I went back several years after the sale and discovered that the very nice people had eliminated the bullying — good for them — but had also eliminated mandatory scheduling and competitive anything, with the result that the athletic kids played sports and the others stayed in their cabins reading or just wandered around aimlessly all summer.

And, without schedules, even the kids who wanted to do things would find that 30 kids had shown up at the three tennis courts while one kid had gone to basketball.

Kinda made me wonder if anybody ever gets anything right.


Juxtaposition of the Day

(Pat Bagley)


(Jeff Stahler)

Elizabeth Warren has laid out a plan that would eliminate college debt, but that remains a promise whose greatest barrier is not whether it would work but whether Warren will end up president with a cooperative Congress so we could find out.

Meanwhile, Betsy DeVos, bless her shit-eating smile, is working to undermine existing programs that help college graduates reduce their debt.

DeVos is a major symbol of where we’re at, because she displayed astonishing ignorance and incompetence at her confirmation hearings but was confirmed because she was part of the majority party.

Education is truly messed up, but, if we want to fix it, we should view things with perspective, and Millennials seem too willing to buy into a myth about what their parents and grandparents experienced.

The presidents of major corporations did not attend college graduations, rounding up newly-minted grads like British press gangs emptying seaside taverns.

People who had plotted carefully had starter jobs and the rest of us made pizzas and sold vacuum cleaners.

As for Stahler’s cartoon, I don’t know how many Boomers went bust over their Gen X and Millennial kids’ college costs, but it’s not fair to pretend they didn’t take a substantial hit in trying to do the right thing.

Things are worse, but life has never been a bowl of cherries.

We’re better off comparing nation-to-nation rather than decade-to-decade, and I’d rather see us rally to prevent future Betsy DeVoses and install some of what works elsewhere rather than waste any more energy casting blame at each other’s demographic groups.


And while I’m in rant mode

I get tired of narrative comics that disclose things everyone should have learned in American History or that elevate self-congratulatory trivia without putting it in any sort of useful context.

However, the Nib currently features “When Kansas Was Bleeding,” by   and , and, while it’s simplified for the graphic format, it’s a good look at a complex period we’ve never taught properly.

We teach the various bits of legislature seen on this panel from the cartoon, but we’ve never contextualized them within the lives of ordinary people, which not only fails to tell the story but results in some paranoid, anarchistic misinterpretations.

History textbooks have not figured out what Ken Burns brought to the game, and, instead of teaching history as something that impacted everyone, they’ve simply adapted the Great Man approach by adding Great Women and Great Minorities.

Which just means that kids have three times as much trivial bullshit to memorize for the final.

For instance, it doesn’t matter that George Westinghouse invented the air brake.
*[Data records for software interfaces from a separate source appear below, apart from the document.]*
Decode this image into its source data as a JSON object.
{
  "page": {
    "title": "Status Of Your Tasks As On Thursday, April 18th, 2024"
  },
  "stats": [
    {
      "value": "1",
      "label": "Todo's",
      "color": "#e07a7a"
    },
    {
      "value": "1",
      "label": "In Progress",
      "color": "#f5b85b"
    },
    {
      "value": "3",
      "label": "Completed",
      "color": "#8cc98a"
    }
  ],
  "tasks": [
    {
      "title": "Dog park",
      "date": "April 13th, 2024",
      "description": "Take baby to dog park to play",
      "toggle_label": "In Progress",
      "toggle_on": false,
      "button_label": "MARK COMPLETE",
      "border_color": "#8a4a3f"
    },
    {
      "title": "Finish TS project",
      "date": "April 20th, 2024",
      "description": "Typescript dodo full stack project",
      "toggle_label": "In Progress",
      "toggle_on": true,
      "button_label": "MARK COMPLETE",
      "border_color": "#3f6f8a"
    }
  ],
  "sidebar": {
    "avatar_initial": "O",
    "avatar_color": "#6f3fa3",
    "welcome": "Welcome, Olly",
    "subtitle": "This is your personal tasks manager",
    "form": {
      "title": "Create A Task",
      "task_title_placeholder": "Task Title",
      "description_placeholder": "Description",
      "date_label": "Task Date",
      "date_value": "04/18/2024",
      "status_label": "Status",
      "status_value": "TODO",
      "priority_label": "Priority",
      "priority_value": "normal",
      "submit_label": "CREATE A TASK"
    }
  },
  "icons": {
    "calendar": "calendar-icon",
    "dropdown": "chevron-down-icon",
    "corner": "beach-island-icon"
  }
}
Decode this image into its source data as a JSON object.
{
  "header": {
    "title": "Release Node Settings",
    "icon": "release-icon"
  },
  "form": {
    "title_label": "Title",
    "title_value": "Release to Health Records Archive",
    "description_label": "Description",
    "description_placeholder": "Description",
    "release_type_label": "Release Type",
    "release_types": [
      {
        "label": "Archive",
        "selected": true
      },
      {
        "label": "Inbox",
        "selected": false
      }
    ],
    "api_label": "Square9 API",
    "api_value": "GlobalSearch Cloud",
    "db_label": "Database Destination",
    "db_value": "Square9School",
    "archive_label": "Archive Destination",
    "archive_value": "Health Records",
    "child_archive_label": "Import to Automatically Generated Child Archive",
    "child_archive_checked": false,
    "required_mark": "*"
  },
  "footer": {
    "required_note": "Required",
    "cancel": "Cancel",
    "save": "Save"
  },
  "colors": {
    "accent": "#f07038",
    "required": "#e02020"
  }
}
What matters is that the increased hauling capacity brought on the settlement of the prairies (and displacement of native people), the centralization of industry (and urbanization of America, displacement of craftsmen and need to attract immigration) and the cross-continental cattle trade (and hence, cowboys, who, BTW, included a lot of landless Confederates, local vaqueros and former slaves).

This graphic treatment of Bloody Kansas only lights up one corner of a chaotic pre-Civil War period, but they do a good job of lighting up that corner and of showing an approach that — in this or other formats —  makes history relevant and interesting.

Different period, but makes the point …